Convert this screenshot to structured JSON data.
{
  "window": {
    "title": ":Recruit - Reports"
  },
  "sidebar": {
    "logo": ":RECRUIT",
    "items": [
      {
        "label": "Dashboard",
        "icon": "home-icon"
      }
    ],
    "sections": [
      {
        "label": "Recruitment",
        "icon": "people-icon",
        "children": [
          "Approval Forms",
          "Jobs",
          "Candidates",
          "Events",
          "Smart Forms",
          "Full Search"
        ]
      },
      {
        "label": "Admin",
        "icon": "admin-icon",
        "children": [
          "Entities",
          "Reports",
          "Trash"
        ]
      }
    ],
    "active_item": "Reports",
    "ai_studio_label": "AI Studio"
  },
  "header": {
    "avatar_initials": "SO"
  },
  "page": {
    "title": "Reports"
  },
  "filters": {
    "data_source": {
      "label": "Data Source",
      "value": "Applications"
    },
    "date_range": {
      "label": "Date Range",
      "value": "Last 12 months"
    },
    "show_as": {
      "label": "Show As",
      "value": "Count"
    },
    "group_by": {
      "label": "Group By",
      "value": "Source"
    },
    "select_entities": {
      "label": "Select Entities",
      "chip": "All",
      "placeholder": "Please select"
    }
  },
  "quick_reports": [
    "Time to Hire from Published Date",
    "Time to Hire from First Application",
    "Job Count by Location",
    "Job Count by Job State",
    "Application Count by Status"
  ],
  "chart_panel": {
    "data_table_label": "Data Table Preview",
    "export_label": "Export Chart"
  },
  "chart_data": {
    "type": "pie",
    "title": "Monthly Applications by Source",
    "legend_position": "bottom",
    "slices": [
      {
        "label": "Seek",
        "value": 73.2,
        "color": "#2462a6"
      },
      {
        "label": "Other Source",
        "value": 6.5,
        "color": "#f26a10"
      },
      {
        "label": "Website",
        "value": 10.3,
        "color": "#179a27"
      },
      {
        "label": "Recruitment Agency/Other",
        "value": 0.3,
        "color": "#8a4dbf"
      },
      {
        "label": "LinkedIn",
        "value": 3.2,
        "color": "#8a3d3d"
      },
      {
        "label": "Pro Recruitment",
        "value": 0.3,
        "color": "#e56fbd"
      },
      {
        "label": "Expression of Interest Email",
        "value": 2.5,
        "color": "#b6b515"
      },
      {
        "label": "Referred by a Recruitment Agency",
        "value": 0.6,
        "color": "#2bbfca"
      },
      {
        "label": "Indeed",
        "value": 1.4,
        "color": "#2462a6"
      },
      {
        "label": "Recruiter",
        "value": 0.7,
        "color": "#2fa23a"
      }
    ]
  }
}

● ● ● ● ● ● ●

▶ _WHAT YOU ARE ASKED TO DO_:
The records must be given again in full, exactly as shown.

▶ _SOLUTION_:
Convert this screenshot to structured JSON data.
{
  "window": {
    "title": ":Recruit - Reports"
  },
  "sidebar": {
    "logo": ":RECRUIT",
    "items": [
      {
        "label": "Dashboard",
        "icon": "home-icon"
      }
    ],
    "sections": [
      {
        "label": "Recruitment",
        "icon": "people-icon",
        "children": [
          "Approval Forms",
          "Jobs",
          "Candidates",
          "Events",
          "Smart Forms",
          "Full Search"
        ]
      },
      {
        "label": "Admin",
        "icon": "admin-icon",
        "children": [
          "Entities",
          "Reports",
          "Trash"
        ]
      }
    ],
    "active_item": "Reports",
    "ai_studio_label": "AI Studio"
  },
  "header": {
    "avatar_initials": "SO"
  },
  "page": {
    "title": "Reports"
  },
  "filters": {
    "data_source": {
      "label": "Data Source",
      "value": "Applications"
    },
    "date_range": {
      "label": "Date Range",
      "value": "Last 12 months"
    },
    "show_as": {
      "label": "Show As",
      "value": "Count"
    },
    "group_by": {
      "label": "Group By",
      "value": "Source"
    },
    "select_entities": {
      "label": "Select Entities",
      "chip": "All",
      "placeholder": "Please select"
    }
  },
  "quick_reports": [
    "Time to Hire from Published Date",
    "Time to Hire from First Application",
    "Job Count by Location",
    "Job Count by Job State",
    "Application Count by Status"
  ],
  "chart_panel": {
    "data_table_label": "Data Table Preview",
    "export_label": "Export Chart"
  },
  "chart_data": {
    "type": "pie",
    "title": "Monthly Applications by Source",
    "legend_position": "bottom",
    "slices": [
      {
        "label": "Seek",
        "value": 73.2,
        "color": "#2462a6"
      },
      {
        "label": "Other Source",
        "value": 6.5,
        "color": "#f26a10"
      },
      {
        "label": "Website",
        "value": 10.3,
        "color": "#179a27"
      },
      {
        "label": "Recruitment Agency/Other",
        "value": 0.3,
        "color": "#8a4dbf"
      },
      {
        "label": "LinkedIn",
        "value": 3.2,
        "color": "#8a3d3d"
      },
      {
        "label": "Pro Recruitment",
        "value": 0.3,
        "color": "#e56fbd"
      },
      {
        "label": "Expression of Interest Email",
        "value": 2.5,
        "color": "#b6b515"
      },
      {
        "label": "Referred by a Recruitment Agency",
        "value": 0.6,
        "color": "#2bbfca"
      },
      {
        "label": "Indeed",
        "value": 1.4,
        "color": "#2462a6"
      },
      {
        "label": "Recruiter",
        "value": 0.7,
        "color": "#2fa23a"
      }
    ]
  }
}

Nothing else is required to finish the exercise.